The inventors of the procedure specifically wanted to help their patients heal from trauma — and what better way than to just remove the trauma entirely? A human can undergo the treatment up to three times in their lives, and many of those able to afford the procedure do just that. The resulting Mems are embodied, zombie-esque creatures, stuck in the loop of the memory that created them until they die. All except for Elsie, a.k.a. Dolores Extract #3, who has survived for decades as a fully functioning being. While she’s not exactly granted full personhood, and remains the property of the original Dolores, she is granted a certain level of freedom. But then she’s recalled to the Vault; procedures are going awry, Dolores is in failing health, and the scientists think Elsie holds the information they need to make things work again.

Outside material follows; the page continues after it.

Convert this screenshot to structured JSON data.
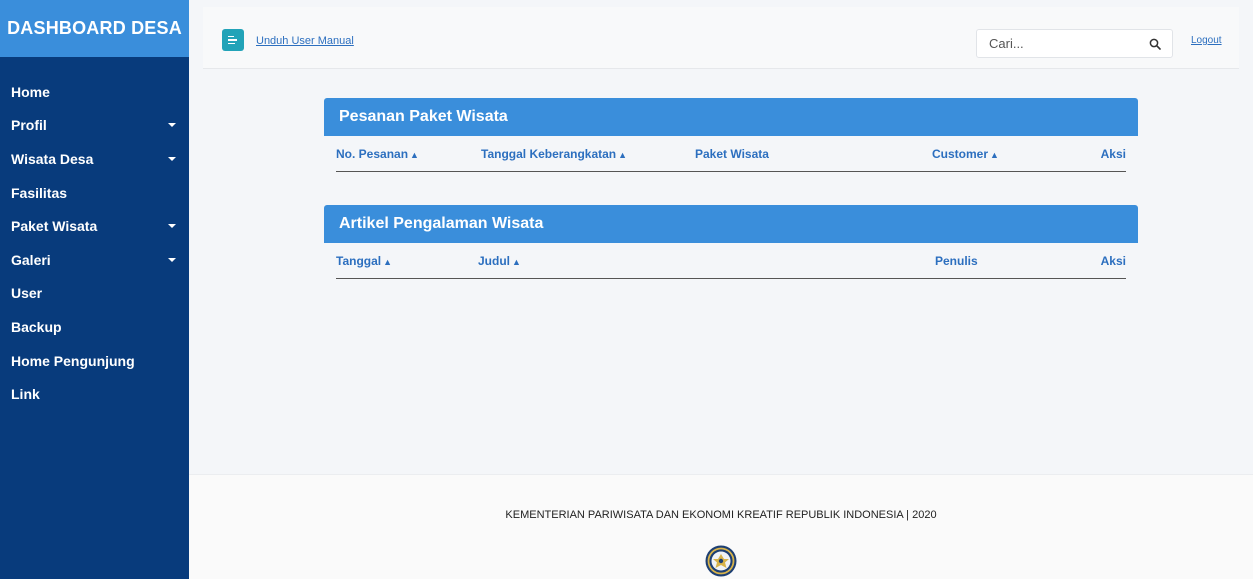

As Elsie learns more about both herself and the science that created her, she’s also thrown into interactions with new people that shake up the life she’s known. What does it mean to be a person? What makes one memory different from another? What makes Elsie so special? The answers are connected in MEM, and the journey to them is an excellent one.

Atmospheric, beautifully detailed, and thought-provoking, MEM is a strong debut, and I can’t wait to see Morrow’s next works.

The Queen of Sorrow (Queens of Renthia #3) by Sarah Beth Durst 

a blue and purple tinted image of two people looking towards a castle on a mountain, with birds flying all around themLast June, I reviewed Books 1 and 2 in the Queens of Renthia series, and I can’t believe it’s been almost a year since. I said it then and I’ll say it again now: this is a great summer reading series, full of blood, magic, intrigue, and heroines you can’t help root (ahem) for.

Daleina, Naelin, and their friends and family survived the invasion of Renthia and are focused on rebuilding. It should be fine: there are two queens now, working together. What could go wrong? Naelin’s children getting kidnapped, that’s what. As Naelin struggles to control her emotions and do what’s best for her family as well as her country, Daleina has to try to out-think her former best friend, now her greatest threat.

The main plot alone would make this a good third book; the expansion of the world makes it a great one. As Daleina and Naelin head out on their adventures, they dig deeper into the origins of Renthia and the neighboring countries. Why are the spirits the way they are? What if there was another way to co-exist? And just what is Baen anyway? Durst deepens her world-building as she expands the scope of the story, with the result that while I’m content with how the current story arc has tied up, I need MORE. Thankfully, in the afterword she mentions she’s working on a companion story; hopefully we won’t have too long to wait.

And that’s a wrap! You can find all of the books recommended in this newsletter on a handy Goodreads shelf. If you’re interested in more science fiction and fantasy talk, you can catch me and my co-host Sharifah on the SFF Yeah! podcast. For many many more book recommendations you can find me on the Get Booked podcast with the inimitable Amanda.

Always know where your towel is,